**The task:** Which lines in the records below contain the word "folder"? Copy each one.

**Source data:**
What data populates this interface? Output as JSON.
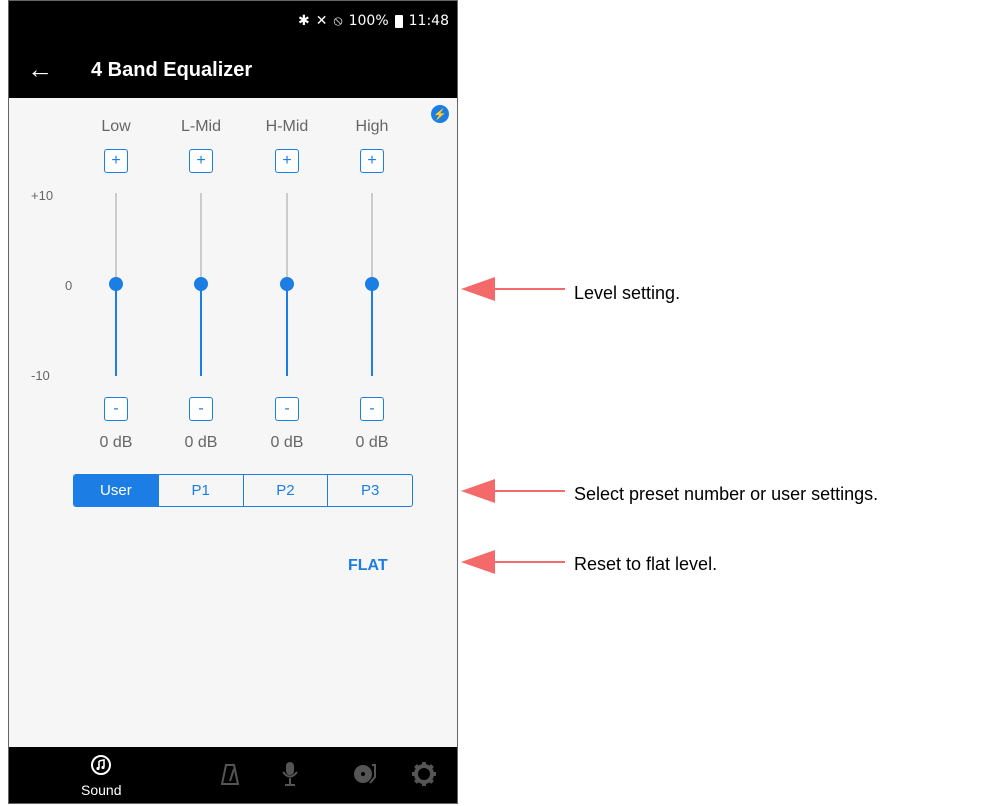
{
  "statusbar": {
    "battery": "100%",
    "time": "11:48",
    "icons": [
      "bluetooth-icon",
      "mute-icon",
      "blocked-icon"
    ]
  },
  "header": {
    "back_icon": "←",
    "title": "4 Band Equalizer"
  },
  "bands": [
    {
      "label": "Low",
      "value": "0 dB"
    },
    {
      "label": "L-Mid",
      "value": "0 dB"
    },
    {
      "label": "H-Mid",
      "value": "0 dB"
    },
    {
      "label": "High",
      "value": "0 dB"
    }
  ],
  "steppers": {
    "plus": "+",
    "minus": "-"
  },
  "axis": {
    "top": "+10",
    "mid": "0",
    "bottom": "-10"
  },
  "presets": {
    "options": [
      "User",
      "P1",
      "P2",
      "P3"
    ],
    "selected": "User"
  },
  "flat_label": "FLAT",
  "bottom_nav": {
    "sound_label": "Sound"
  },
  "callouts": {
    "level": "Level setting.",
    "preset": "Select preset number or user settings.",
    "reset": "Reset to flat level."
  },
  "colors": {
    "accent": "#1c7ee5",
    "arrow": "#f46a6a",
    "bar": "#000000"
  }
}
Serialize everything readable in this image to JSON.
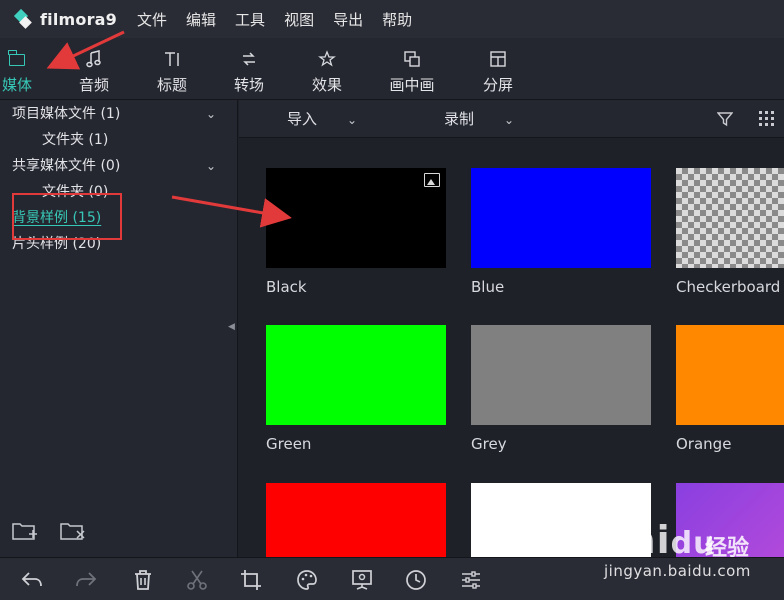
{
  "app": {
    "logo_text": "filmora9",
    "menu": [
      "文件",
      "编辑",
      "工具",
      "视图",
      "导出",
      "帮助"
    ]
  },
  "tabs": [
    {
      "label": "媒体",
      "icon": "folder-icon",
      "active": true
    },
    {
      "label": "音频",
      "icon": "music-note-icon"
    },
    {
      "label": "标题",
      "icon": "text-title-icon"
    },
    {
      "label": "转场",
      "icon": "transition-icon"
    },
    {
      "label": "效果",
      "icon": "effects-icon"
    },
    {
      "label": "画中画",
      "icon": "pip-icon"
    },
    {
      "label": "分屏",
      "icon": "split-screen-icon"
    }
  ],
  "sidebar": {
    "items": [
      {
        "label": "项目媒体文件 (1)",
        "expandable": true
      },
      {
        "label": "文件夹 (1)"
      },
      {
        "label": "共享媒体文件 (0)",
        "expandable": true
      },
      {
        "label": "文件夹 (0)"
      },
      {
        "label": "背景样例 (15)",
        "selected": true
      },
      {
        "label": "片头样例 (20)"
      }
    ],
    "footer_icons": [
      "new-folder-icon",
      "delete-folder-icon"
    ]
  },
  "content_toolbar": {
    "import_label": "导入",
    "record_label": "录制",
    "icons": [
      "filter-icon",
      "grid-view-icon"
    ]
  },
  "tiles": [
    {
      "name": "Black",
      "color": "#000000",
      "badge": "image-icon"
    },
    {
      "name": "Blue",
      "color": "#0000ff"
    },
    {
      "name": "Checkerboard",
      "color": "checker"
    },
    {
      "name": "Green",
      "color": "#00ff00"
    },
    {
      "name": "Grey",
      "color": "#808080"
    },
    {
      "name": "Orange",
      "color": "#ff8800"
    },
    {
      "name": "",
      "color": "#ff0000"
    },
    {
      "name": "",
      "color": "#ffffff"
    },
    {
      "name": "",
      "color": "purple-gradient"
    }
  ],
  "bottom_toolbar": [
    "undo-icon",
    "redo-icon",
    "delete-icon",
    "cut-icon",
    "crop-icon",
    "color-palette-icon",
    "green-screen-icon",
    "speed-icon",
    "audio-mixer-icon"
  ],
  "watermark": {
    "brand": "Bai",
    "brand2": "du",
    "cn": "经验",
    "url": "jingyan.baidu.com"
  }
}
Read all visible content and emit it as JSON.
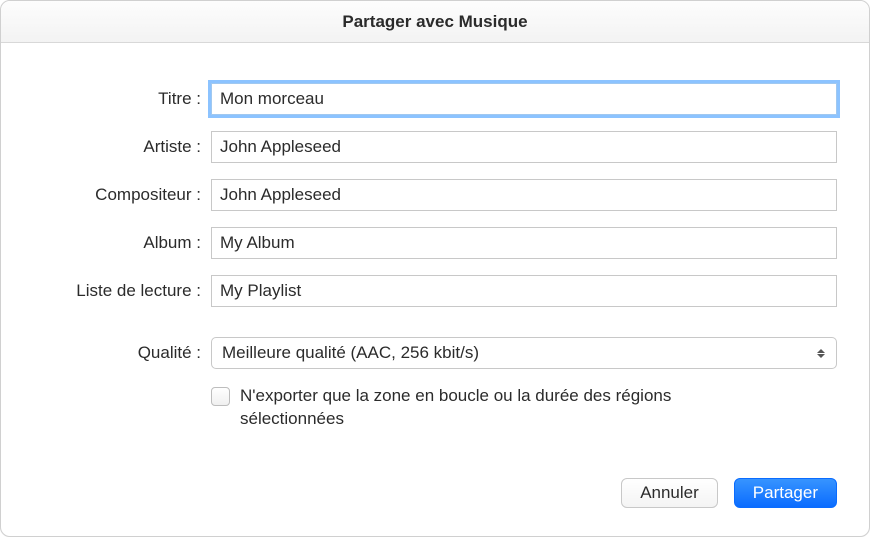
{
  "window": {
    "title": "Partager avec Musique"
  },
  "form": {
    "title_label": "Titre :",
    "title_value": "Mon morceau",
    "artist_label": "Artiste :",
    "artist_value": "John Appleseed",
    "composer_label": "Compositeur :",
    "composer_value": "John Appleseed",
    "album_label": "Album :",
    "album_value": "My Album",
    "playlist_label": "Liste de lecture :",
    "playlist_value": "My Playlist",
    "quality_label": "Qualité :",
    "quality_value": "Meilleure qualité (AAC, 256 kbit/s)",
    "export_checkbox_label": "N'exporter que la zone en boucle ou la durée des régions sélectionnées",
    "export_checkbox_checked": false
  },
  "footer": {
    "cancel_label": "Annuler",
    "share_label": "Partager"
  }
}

**Response to this task:**
      "icon": "folder-icon",
      "new-folder-icon",
      "delete-folder-icon"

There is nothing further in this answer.